Its not an uncommon for a leader to hurt someone’s feelings, rub someone the wrong way or mis-communicate to those they lead. If you follow a leader it’s likely you have been offended by them at some time or another. How you handle that offense speaks volumes about your character. When a leader has hurt your feelings you have three options:
- Remain Silent
- Complain to others
- Talk to them about it.
Okay, let’s break down each of these options to determine which approach we should take.

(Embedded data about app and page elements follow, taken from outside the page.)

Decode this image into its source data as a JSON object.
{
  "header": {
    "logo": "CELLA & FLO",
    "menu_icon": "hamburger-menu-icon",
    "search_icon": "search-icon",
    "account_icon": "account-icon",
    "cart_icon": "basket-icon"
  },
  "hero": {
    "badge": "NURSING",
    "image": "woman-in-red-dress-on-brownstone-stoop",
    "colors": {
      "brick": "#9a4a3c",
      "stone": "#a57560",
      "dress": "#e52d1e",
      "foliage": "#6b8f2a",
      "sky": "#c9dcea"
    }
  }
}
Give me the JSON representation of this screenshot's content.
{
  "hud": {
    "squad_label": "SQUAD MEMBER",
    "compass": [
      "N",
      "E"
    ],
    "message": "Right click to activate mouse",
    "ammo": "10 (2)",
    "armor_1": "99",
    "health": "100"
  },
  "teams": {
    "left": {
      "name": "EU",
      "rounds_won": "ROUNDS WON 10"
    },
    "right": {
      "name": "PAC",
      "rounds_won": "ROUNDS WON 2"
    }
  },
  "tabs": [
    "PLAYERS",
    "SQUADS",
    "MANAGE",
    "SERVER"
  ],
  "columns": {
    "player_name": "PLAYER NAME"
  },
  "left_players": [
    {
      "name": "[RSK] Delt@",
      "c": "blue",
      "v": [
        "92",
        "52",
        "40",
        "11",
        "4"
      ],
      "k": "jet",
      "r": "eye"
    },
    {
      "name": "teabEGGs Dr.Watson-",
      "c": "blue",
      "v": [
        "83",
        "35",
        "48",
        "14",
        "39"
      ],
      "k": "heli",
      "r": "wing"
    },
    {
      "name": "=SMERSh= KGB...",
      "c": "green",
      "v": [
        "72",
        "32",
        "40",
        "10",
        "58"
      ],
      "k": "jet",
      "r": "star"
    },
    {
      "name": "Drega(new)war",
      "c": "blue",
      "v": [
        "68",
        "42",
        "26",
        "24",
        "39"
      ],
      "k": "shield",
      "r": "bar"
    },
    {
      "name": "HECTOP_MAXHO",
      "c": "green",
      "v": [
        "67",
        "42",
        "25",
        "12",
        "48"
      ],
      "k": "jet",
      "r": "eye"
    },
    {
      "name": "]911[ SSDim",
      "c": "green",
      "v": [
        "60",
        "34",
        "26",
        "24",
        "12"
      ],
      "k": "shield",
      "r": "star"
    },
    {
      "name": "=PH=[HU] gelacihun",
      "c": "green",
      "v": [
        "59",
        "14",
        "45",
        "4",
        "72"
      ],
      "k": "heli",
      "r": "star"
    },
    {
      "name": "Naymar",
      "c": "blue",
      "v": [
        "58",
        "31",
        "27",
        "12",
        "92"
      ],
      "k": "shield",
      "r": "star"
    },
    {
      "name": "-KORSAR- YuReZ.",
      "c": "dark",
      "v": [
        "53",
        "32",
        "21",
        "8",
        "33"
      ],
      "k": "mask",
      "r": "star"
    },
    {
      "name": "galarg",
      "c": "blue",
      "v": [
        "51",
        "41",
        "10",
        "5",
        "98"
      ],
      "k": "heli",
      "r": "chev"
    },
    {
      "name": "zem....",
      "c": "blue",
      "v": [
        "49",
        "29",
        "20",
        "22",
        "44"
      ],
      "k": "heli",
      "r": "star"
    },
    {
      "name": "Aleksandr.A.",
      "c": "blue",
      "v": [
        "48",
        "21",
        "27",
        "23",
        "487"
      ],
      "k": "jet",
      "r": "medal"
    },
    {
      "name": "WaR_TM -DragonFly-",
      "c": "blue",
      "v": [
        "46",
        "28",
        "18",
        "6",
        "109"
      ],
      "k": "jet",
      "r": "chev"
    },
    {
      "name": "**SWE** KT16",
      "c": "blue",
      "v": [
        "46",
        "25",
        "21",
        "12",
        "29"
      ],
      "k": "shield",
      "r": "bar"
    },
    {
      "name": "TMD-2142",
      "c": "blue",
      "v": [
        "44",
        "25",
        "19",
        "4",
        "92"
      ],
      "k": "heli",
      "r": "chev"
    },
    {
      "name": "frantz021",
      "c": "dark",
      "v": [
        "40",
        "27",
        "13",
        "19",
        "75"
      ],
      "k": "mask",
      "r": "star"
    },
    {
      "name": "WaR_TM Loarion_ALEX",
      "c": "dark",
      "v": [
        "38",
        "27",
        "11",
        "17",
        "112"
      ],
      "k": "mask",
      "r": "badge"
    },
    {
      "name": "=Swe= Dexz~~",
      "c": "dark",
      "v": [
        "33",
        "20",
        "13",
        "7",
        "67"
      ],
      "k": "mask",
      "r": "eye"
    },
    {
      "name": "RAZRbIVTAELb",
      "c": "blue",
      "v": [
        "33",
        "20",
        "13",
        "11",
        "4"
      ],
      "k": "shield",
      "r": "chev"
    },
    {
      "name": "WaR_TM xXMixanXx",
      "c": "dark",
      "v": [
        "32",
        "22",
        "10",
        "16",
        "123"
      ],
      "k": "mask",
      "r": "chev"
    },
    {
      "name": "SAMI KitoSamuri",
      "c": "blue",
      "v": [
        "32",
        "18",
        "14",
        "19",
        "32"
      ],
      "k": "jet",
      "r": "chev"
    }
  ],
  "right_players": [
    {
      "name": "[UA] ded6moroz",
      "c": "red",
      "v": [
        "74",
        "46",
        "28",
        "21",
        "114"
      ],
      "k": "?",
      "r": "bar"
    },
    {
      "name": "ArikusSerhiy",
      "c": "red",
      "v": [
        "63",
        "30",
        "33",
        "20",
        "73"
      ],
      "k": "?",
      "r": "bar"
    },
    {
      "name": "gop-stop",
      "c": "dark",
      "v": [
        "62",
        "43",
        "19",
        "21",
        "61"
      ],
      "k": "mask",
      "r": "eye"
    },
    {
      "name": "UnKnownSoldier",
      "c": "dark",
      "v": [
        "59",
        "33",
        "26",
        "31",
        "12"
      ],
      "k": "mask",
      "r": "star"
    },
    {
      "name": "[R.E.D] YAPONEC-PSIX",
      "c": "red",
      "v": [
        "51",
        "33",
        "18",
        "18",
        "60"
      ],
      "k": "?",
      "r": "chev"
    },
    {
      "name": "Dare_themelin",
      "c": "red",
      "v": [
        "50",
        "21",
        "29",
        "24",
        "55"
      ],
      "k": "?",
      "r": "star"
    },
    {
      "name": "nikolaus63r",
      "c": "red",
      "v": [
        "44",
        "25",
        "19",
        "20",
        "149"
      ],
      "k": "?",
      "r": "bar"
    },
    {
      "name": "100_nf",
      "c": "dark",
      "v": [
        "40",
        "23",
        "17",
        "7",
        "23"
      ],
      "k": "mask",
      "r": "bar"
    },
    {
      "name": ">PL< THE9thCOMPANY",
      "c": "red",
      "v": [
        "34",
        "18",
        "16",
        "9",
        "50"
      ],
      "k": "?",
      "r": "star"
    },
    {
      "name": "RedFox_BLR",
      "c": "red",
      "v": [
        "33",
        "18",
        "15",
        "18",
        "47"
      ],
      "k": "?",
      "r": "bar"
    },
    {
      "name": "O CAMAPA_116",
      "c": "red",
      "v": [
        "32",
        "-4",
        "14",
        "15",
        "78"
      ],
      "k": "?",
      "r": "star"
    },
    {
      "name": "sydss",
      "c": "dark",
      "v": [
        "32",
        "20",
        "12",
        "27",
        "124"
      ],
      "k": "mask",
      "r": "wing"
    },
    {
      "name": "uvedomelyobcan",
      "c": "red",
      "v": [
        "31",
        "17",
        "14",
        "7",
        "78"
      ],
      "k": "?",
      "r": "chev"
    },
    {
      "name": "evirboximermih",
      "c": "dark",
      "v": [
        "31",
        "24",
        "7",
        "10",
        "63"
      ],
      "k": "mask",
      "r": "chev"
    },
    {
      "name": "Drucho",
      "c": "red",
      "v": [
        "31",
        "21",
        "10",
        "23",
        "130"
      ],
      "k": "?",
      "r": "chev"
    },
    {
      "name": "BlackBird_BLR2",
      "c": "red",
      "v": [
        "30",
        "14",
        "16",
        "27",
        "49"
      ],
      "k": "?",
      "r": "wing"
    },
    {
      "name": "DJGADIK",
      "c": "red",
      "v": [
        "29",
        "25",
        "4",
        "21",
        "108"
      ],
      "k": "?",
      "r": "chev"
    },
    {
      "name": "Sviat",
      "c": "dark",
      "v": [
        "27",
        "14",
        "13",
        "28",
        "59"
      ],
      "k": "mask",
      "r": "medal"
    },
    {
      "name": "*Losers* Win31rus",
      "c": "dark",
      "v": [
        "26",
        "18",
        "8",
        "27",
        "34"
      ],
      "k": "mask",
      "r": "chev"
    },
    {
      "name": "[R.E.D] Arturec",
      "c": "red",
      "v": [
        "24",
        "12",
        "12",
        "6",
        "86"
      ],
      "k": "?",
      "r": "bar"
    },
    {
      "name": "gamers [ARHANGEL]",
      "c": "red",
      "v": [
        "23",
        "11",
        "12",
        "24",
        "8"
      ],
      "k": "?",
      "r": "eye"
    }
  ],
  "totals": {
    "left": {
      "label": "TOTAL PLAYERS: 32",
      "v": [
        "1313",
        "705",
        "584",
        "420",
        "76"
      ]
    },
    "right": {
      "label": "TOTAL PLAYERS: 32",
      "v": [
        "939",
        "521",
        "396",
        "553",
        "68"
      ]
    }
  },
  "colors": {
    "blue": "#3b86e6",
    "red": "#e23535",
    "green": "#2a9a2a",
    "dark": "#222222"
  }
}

OPTION #1 REMAIN SILENT – While this may seem honorable to some, it’s extremely dangerous. Those who take this approach actually undermine authentic community and can develop a spirit of self-righteous pride. If a leader has offended or hurt you, not dealing with it allows resentment to build in your heart. And if the leaders actions were truly wrong then not addressing it allows that potential blind spot to persist in their leadership character. Remaining silent hurts you and the leader in the long run. Solomon declares in Proverbs 10:18 “He who conceals hatred is a liar.” Be careful, your silence may not be as honorable as you think.
OPTION #2 COMPLAIN TO OTHERS – Many people feel justified using this approach because they were truly wronged. However, complaining to others spreads discontent and division among the team. Even the most subtle complaints to co-workers undermines the authority of the leader and weakens the unity the organization. Someone one told me, “If you speak poorly of an individual, what would make tha person you are talking to think you would not speak poorly of them as well.” When we speak negatively about others it diminishes peoples confidence in our character. Solomon gives warning in Proverbs 16:27-28 “A scoundrel plots evil, and his speech is like a scorching fire. 28 A perverse man stirs up dissension, and a gossip separates close friends.”
OPTION #3 TALK TO THEM– The reason most people fail to confront is they view confrontation as a means of recompense rather than reconciliation. Viewing the confrontation from a selfish perspective (What am I going to get out of it) will only build walls and create a defensive spirit in most leaders. But a Christ Centered perspective of seeking reconciliation and restoration is more likely to produce an open spirit within the person being confronted. When they sense a humble spirit with a selfless motive walls of defense will melt and it’s more likely to produce a healthy, productive discussion. Solomon reminds us in Proverbs 27:6 “faithful are the wounds of a friend.”
Hurt? Offended? What’s your next step?